#3 – Degraded compression ratio for repeated fields
One of our main Spark jobs writes massive amounts of data into parquet files, about 2TB each hour. With Spark 3 we’ve noticed a significant increase (roughly 10%) in the amount of data written to HDFS. Such an increase in data size surely comes with a price. In our case, having retention of a month, that’s an extra 250 TB in storage (with 3 replicas), and likely slowness in downstream jobs, having to read more data.
When drilling down to parquet metadata, we have noticed that while most columns maintained a similar, or even improved, compression ratio, some columns had suffered a severe degradation. It is time to state that the schema of this output contains over a thousand columns, many of them consisting of several nesting levels. One of these columns, containing a list of INT64 values, is our biggest in our schema, and occupies roughly 25% of the entire data. Unfortunately, when we sampled a few row groups, we noticed that the compression for this column severely degraded.
It did not go unnoticed that both parquet and snappy versions were upgraded in Spark, and after a bunch of tests we’ve made with different snappy versions, we have confirmed this to be a degradation with snappy.
The solution for us was to downgrade snappy back to 22.214.171.124, keeping in mind that with Spark 3 comes the prospect of using zstd compression. Which significantly improves the data compression in our data pipeline. But that’s again for another blog post…
#4 – Inflation of parquet row groups

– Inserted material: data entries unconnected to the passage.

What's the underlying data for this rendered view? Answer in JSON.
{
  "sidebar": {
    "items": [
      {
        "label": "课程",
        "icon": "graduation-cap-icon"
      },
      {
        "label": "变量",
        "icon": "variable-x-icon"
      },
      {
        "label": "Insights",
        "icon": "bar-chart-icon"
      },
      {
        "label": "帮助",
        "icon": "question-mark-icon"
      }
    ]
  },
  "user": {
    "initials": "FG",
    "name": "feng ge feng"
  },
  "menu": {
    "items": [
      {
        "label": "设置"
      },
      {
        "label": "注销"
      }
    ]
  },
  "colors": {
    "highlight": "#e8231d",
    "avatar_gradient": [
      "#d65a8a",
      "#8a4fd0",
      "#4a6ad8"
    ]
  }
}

After overcoming the snappy issue, we could finally see the light at the end of the tunnel. The data size of both Spark 2 and Spark 3 was nearly the same. Now it was time to check downstream jobs over this data, mark a nice V in our checklist and move on.
However, when reading the data by various downstream jobs, we noticed x3 times in input size for very simple queries (reading just a few simple type columns out of our huge schema). This was puzzling… How come data size has hardly changed, yet input size spiked? We’ve confirmed that the encoding and compression of the relevant columns for the query was pretty much the same.
Then we noticed something different in the metadata. The data written with Spark 2 had less row groups in each parquet part, and the sizes were more uniform.
However, with Spark 3 we observed 3-4 times the amount of row groups, and the sizes appeared as saw teeth – trending down gradually and then jumping again to high values:
The reason for that is that Spark 3 came with parquet 1.10, while Spark 2.2 (the version we’ve used), came with parquet 1.8, and the `max-padding` default changed from 0 to 8MB.This behavior is explained in Parquet row group layout anomalies, but to TLDR it – when writing data at parquet format, parquet-mr tries to estimate how much data to write to a single row group, in order not to overflow from the block size (which would result in a row group split across 2 blocks and harm data locality). Setting max-padding to 0, disables this heuristic approach. In our use case we were less concerned about it, as we don’t exploit data locality – our compute clusters are separated from our HDFS cluster. At worst, we’re paying the cost of reading two blocks per row group, but we prefer paying it then having an inflation of row groups.
Ok, but how does all that explain the growth in input size?
Let’s take a look at parquet format:
So now imagine that we’ve tripled the amount of row groups for the same amount of data, as a result – the footer size of each parquet file was tripled.
Upgrading Taboola data pipeline to Spark3 was an interesting journey. We deepened our knowledge in Spark and got familiar with the changes that come with the new version. We hoped that the changes, bug fixes and functionality improvements of the new version will improve the performance of our Spark jobs, but the truth is that the overall performance of our clusters has not changed dramatically. We did see improvements in some cases, but degradation in others as well.
But hey – we can use some fresh new features now, and we are definitely going to try them.